Tolstoy famously opens "Anna Karenina" by observing: "All happy families are alike; each unhappy family is unhappy in its own way." Business is the opposite. All happy companies are different: Each one earns a monopoly by solving a unique problem. All failed companies are the same: They failed to escape competition."
From the intro paragraphs of an interesting interview/book summary
"Having founded a conservative/libertarian newspaper while a Stanford undergraduate, he earned a law degree from that school, and then quit his career to co-found PayPal, a payments company that set out to undermine government-issued currency. When that didn’t pan out, he sold PayPal to eBay for $1.5 billion in 2002.A Conversation With Peter Thiel - NYTimes.com
He also co-founded Palantir, a data analysis company that struggled for years and is now valued at more than $9 billion. He was one of the earliest outside investors in Facebook, and now manages a global hedge fund and a venture capital fund."
tbd if/when/how Microsoft and IBM will respond
"Google would like to make more money selling data storage on other services on its Google Cloud Platform, and it’s going after it the old-fashioned Internet way: Give stuff away and make it up on volume.Google to Give Start-Ups $100,000 in Cloud Computing Credits - NYTimes.com

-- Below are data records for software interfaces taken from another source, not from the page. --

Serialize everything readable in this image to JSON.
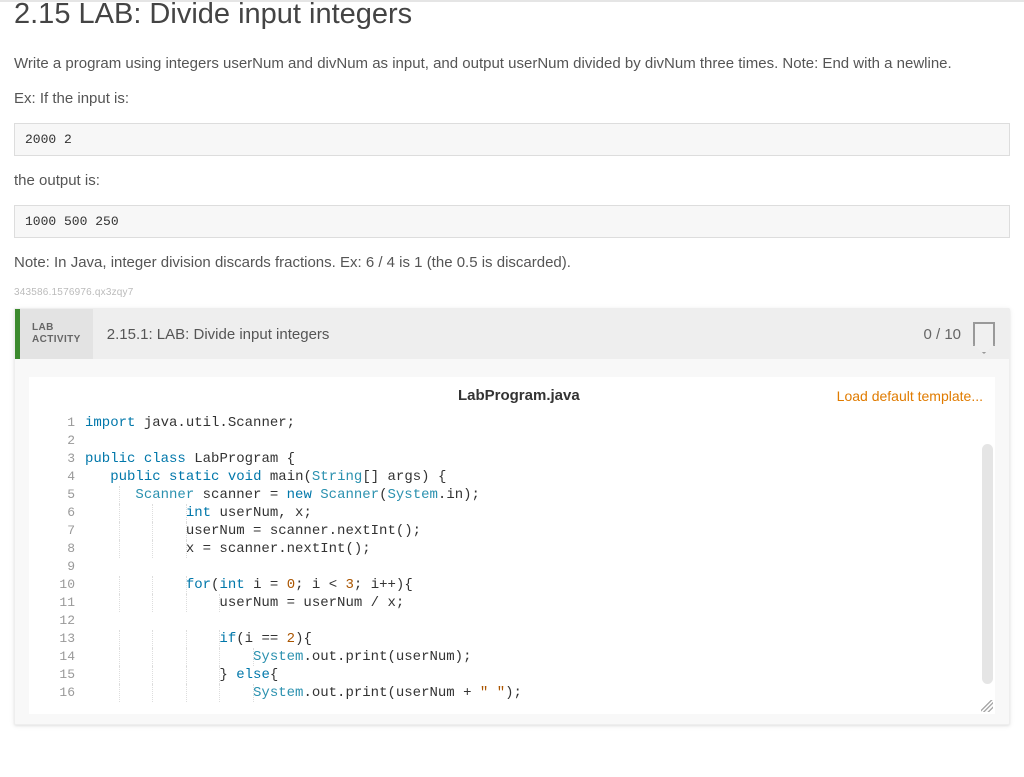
{
  "page": {
    "title": "2.15 LAB: Divide input integers",
    "p1": "Write a program using integers userNum and divNum as input, and output userNum divided by divNum three times. Note: End with a newline.",
    "p2": "Ex: If the input is:",
    "code1": "2000 2",
    "p3": "the output is:",
    "code2": "1000 500 250",
    "p4": "Note: In Java, integer division discards fractions. Ex: 6 / 4 is 1 (the 0.5 is discarded).",
    "small_id": "343586.1576976.qx3zqy7"
  },
  "activity": {
    "tag_line1": "LAB",
    "tag_line2": "ACTIVITY",
    "title": "2.15.1: LAB: Divide input integers",
    "score": "0 / 10",
    "filename": "LabProgram.java",
    "load_label": "Load default template..."
  },
  "code": {
    "lines": [
      [
        [
          "kw",
          "import"
        ],
        [
          "",
          " java.util.Scanner;"
        ]
      ],
      [
        [
          "",
          ""
        ]
      ],
      [
        [
          "kw",
          "public"
        ],
        [
          "",
          " "
        ],
        [
          "kw",
          "class"
        ],
        [
          "",
          " LabProgram {"
        ]
      ],
      [
        [
          "",
          "   "
        ],
        [
          "kw",
          "public"
        ],
        [
          "",
          " "
        ],
        [
          "kw",
          "static"
        ],
        [
          "",
          " "
        ],
        [
          "kw",
          "void"
        ],
        [
          "",
          " main("
        ],
        [
          "type",
          "String"
        ],
        [
          "",
          "[] args) {"
        ]
      ],
      [
        [
          "",
          "      "
        ],
        [
          "type",
          "Scanner"
        ],
        [
          "",
          " scanner = "
        ],
        [
          "kw",
          "new"
        ],
        [
          "",
          " "
        ],
        [
          "type",
          "Scanner"
        ],
        [
          "",
          "("
        ],
        [
          "type",
          "System"
        ],
        [
          "",
          ".in);"
        ]
      ],
      [
        [
          "",
          "            "
        ],
        [
          "kw",
          "int"
        ],
        [
          "",
          " userNum, x;"
        ]
      ],
      [
        [
          "",
          "            userNum = scanner.nextInt();"
        ]
      ],
      [
        [
          "",
          "            x = scanner.nextInt();"
        ]
      ],
      [
        [
          "",
          ""
        ]
      ],
      [
        [
          "",
          "            "
        ],
        [
          "kw",
          "for"
        ],
        [
          "",
          "("
        ],
        [
          "kw",
          "int"
        ],
        [
          "",
          " i = "
        ],
        [
          "num",
          "0"
        ],
        [
          "",
          "; i < "
        ],
        [
          "num",
          "3"
        ],
        [
          "",
          "; i++){"
        ]
      ],
      [
        [
          "",
          "                userNum = userNum / x;"
        ]
      ],
      [
        [
          "",
          ""
        ]
      ],
      [
        [
          "",
          "                "
        ],
        [
          "kw",
          "if"
        ],
        [
          "",
          "(i == "
        ],
        [
          "num",
          "2"
        ],
        [
          "",
          "){"
        ]
      ],
      [
        [
          "",
          "                    "
        ],
        [
          "type",
          "System"
        ],
        [
          "",
          ".out.print(userNum);"
        ]
      ],
      [
        [
          "",
          "                } "
        ],
        [
          "kw",
          "else"
        ],
        [
          "",
          "{"
        ]
      ],
      [
        [
          "",
          "                    "
        ],
        [
          "type",
          "System"
        ],
        [
          "",
          ".out.print(userNum + "
        ],
        [
          "str",
          "\" \""
        ],
        [
          "",
          ");"
        ]
      ]
    ]
  }
}
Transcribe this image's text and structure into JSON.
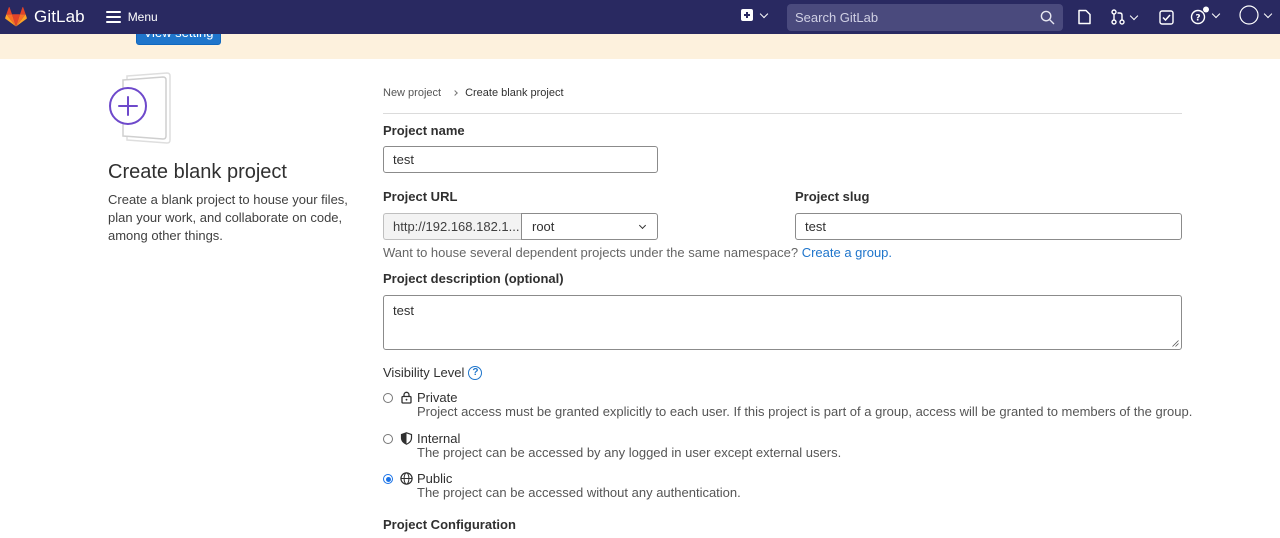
{
  "topbar": {
    "brand_name": "GitLab",
    "menu_label": "Menu",
    "search_placeholder": "Search GitLab",
    "colors": {
      "background": "#292961",
      "search_bg": "#4a4a7d"
    }
  },
  "banner": {
    "button_label": "View setting"
  },
  "intro": {
    "title": "Create blank project",
    "description": "Create a blank project to house your files, plan your work, and collaborate on code, among other things."
  },
  "breadcrumb": {
    "parent": "New project",
    "current": "Create blank project"
  },
  "form": {
    "project_name_label": "Project name",
    "project_name_value": "test",
    "project_url_label": "Project URL",
    "project_url_prefix": "http://192.168.182.1...",
    "namespace_value": "root",
    "project_slug_label": "Project slug",
    "project_slug_value": "test",
    "namespace_help": "Want to house several dependent projects under the same namespace?",
    "namespace_help_link": "Create a group.",
    "description_label": "Project description (optional)",
    "description_value": "test",
    "visibility_label": "Visibility Level",
    "visibility_options": [
      {
        "name": "Private",
        "description": "Project access must be granted explicitly to each user. If this project is part of a group, access will be granted to members of the group.",
        "icon": "lock-icon",
        "checked": false
      },
      {
        "name": "Internal",
        "description": "The project can be accessed by any logged in user except external users.",
        "icon": "shield-icon",
        "checked": false
      },
      {
        "name": "Public",
        "description": "The project can be accessed without any authentication.",
        "icon": "globe-icon",
        "checked": true
      }
    ],
    "configuration_label": "Project Configuration"
  }
}
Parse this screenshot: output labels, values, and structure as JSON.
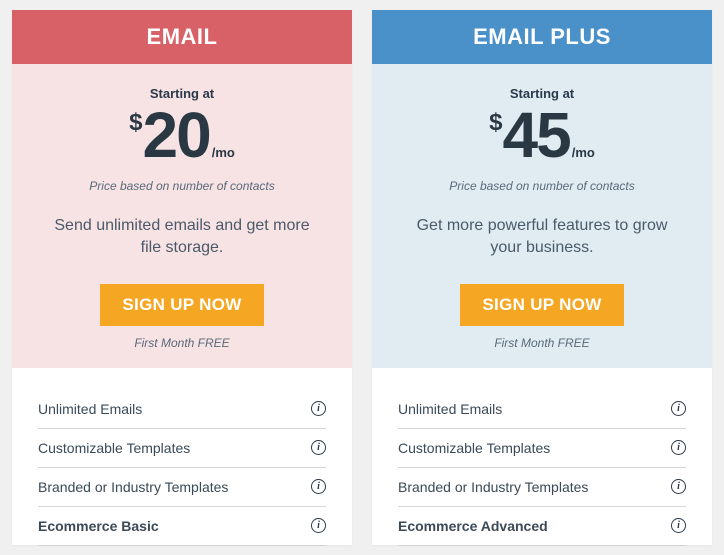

On Friday, Google is set to announce a new program in which it will offer start-up companies a $100,000 credit on its Google Cloud Platform, according to a post on the company’s Google Cloud Platform blog. The effort is the company’s latest effort to take on Amazon Web Services, the leader in so-called cloud services that encompass a range of back-end computing functions."